	(struggling to remember this important status code?  Easy:
	you can't find things hidden at Area 51!)

52	GONE

	The resource requested is no longer available and will not be
	available again.  Search engines and similar tools should
	remove this resource from their indices.  Content aggregators
	should stop requesting the resource and convey to their human
	users that the subscribed resource is gone.
	(cf HTTP 410)

53	PROXY REQUEST REFUSED

	The request was for a resource at a domain not served by the
	server and the server does not accept proxy requests.

59	BAD REQUEST

	The server was unable to parse the client's request,
	presumably due to a malformed request.
	(cf HTTP 400)

60	CLIENT CERTIFICATE REQUIRED

	As per definition of single-digit code 6 in 1.3.2.

61	TRANSIENT CERTIFICATE REQUESTED

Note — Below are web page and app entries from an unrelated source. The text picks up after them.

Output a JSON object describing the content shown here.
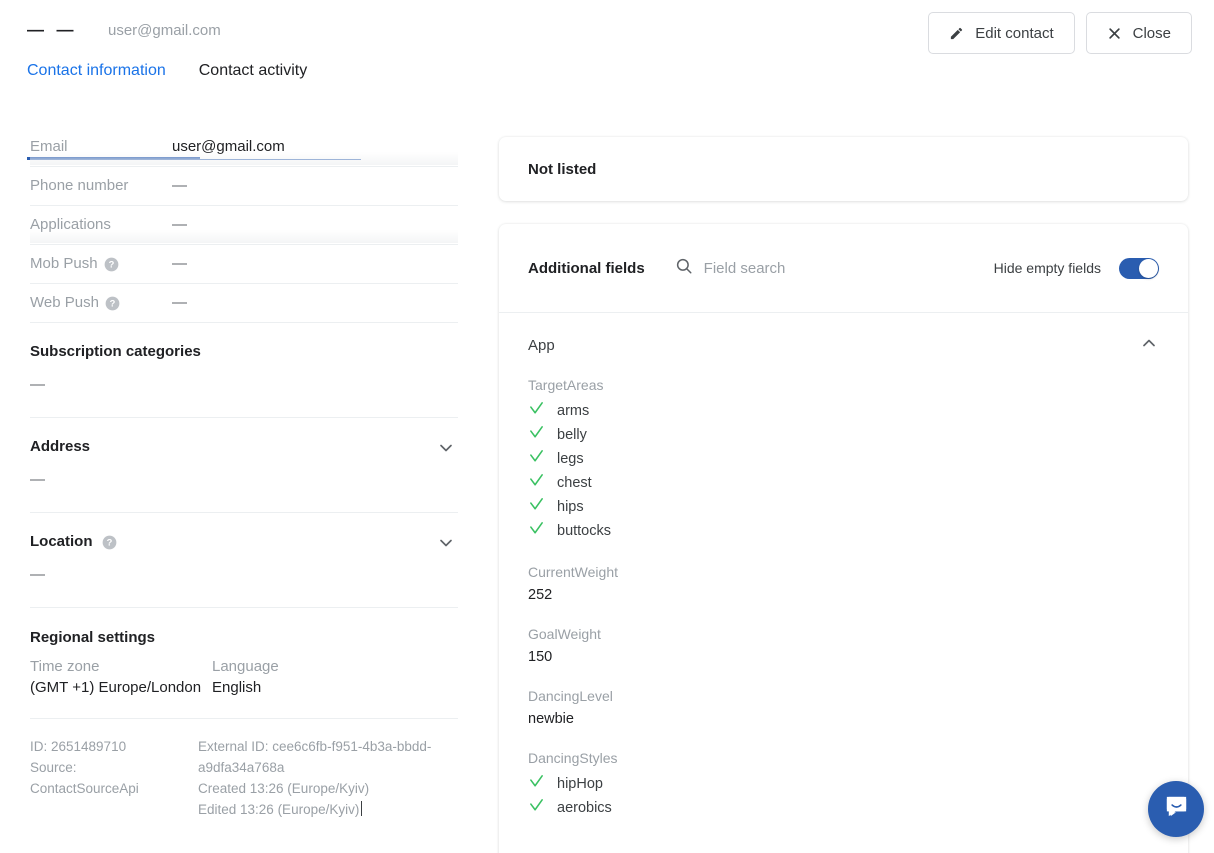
{
  "header": {
    "name_placeholder_1": "—",
    "name_placeholder_2": "—",
    "email": "user@gmail.com",
    "edit_button": "Edit contact",
    "close_button": "Close"
  },
  "tabs": [
    {
      "label": "Contact information",
      "active": true
    },
    {
      "label": "Contact activity",
      "active": false
    }
  ],
  "contact_fields": [
    {
      "label": "Email",
      "value": "user@gmail.com",
      "has_help": false,
      "shaded": true
    },
    {
      "label": "Phone number",
      "value": "—",
      "has_help": false,
      "shaded": false
    },
    {
      "label": "Applications",
      "value": "—",
      "has_help": false,
      "shaded": true
    },
    {
      "label": "Mob Push",
      "value": "—",
      "has_help": true,
      "shaded": false
    },
    {
      "label": "Web Push",
      "value": "—",
      "has_help": true,
      "shaded": false
    }
  ],
  "sections": [
    {
      "title": "Subscription categories",
      "value": "—",
      "has_help": false,
      "has_chevron": false
    },
    {
      "title": "Address",
      "value": "—",
      "has_help": false,
      "has_chevron": true
    },
    {
      "title": "Location",
      "value": "—",
      "has_help": true,
      "has_chevron": true
    }
  ],
  "regional": {
    "title": "Regional settings",
    "timezone_label": "Time zone",
    "timezone_value": "(GMT +1) Europe/London",
    "language_label": "Language",
    "language_value": "English"
  },
  "meta": {
    "id": "ID: 2651489710",
    "source_label": "Source:",
    "source_value": "ContactSourceApi",
    "external_id": "External ID: cee6c6fb-f951-4b3a-bbdd-a9dfa34a768a",
    "created": "Created 13:26 (Europe/Kyiv)",
    "edited": "Edited 13:26 (Europe/Kyiv)"
  },
  "not_listed": {
    "title": "Not listed"
  },
  "additional_fields": {
    "title": "Additional fields",
    "search_placeholder": "Field search",
    "search_value": "",
    "toggle_label": "Hide empty fields",
    "toggle_on": true,
    "group": {
      "name": "App",
      "expanded": true,
      "attributes": [
        {
          "key": "TargetAreas",
          "type": "checklist",
          "items": [
            "arms",
            "belly",
            "legs",
            "chest",
            "hips",
            "buttocks"
          ]
        },
        {
          "key": "CurrentWeight",
          "type": "text",
          "value": "252"
        },
        {
          "key": "GoalWeight",
          "type": "text",
          "value": "150"
        },
        {
          "key": "DancingLevel",
          "type": "text",
          "value": "newbie"
        },
        {
          "key": "DancingStyles",
          "type": "checklist",
          "items": [
            "hipHop",
            "aerobics"
          ]
        }
      ]
    }
  },
  "chat": {
    "tooltip": "Open chat"
  },
  "colors": {
    "accent_blue": "#2a5db0",
    "link_blue": "#1a73e8",
    "check_green": "#3ac162",
    "text_primary": "#202124",
    "text_muted": "#9aa0a6",
    "divider": "#eceff1"
  }
}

	The server is requesting the initiation of a transient client
	certificate session, as described in 1.4.3.  The client should
	ask the user if they want to accept this and, if so, generate
	a disposable key/cert pair and re-request the resource using it.
	The key/cert pair should be destroyed when the client quits,
	or some reasonable time after it was last used (24 hours?
	Less?)

62	AUTHORISED CERTIFICATE REQUIRED

	This resource is protected and a client certificate which the
	server accepts as valid must be used - a disposable key/cert
	generated on the fly in response to this status is not
	appropriate as the server will do something like compare the
	certificate fingerprint against a white-list of allowed
	certificates.  The client should ask the user if they want to
	use a pre-existing certificate from a stored "key chain".

63	CERTIFICATE NOT ACCEPTED

	The supplied client certificate is not valid for accessing the
	requested resource.

64	FUTURE CERTIFICATE REJECTED

	The supplied client certificate was not accepted because its
	validity start date is in the future.

65	EXPIRED CERTIFICATE REJECTED

	The supplied client certificate was not accepted because its
	expiry date has passed.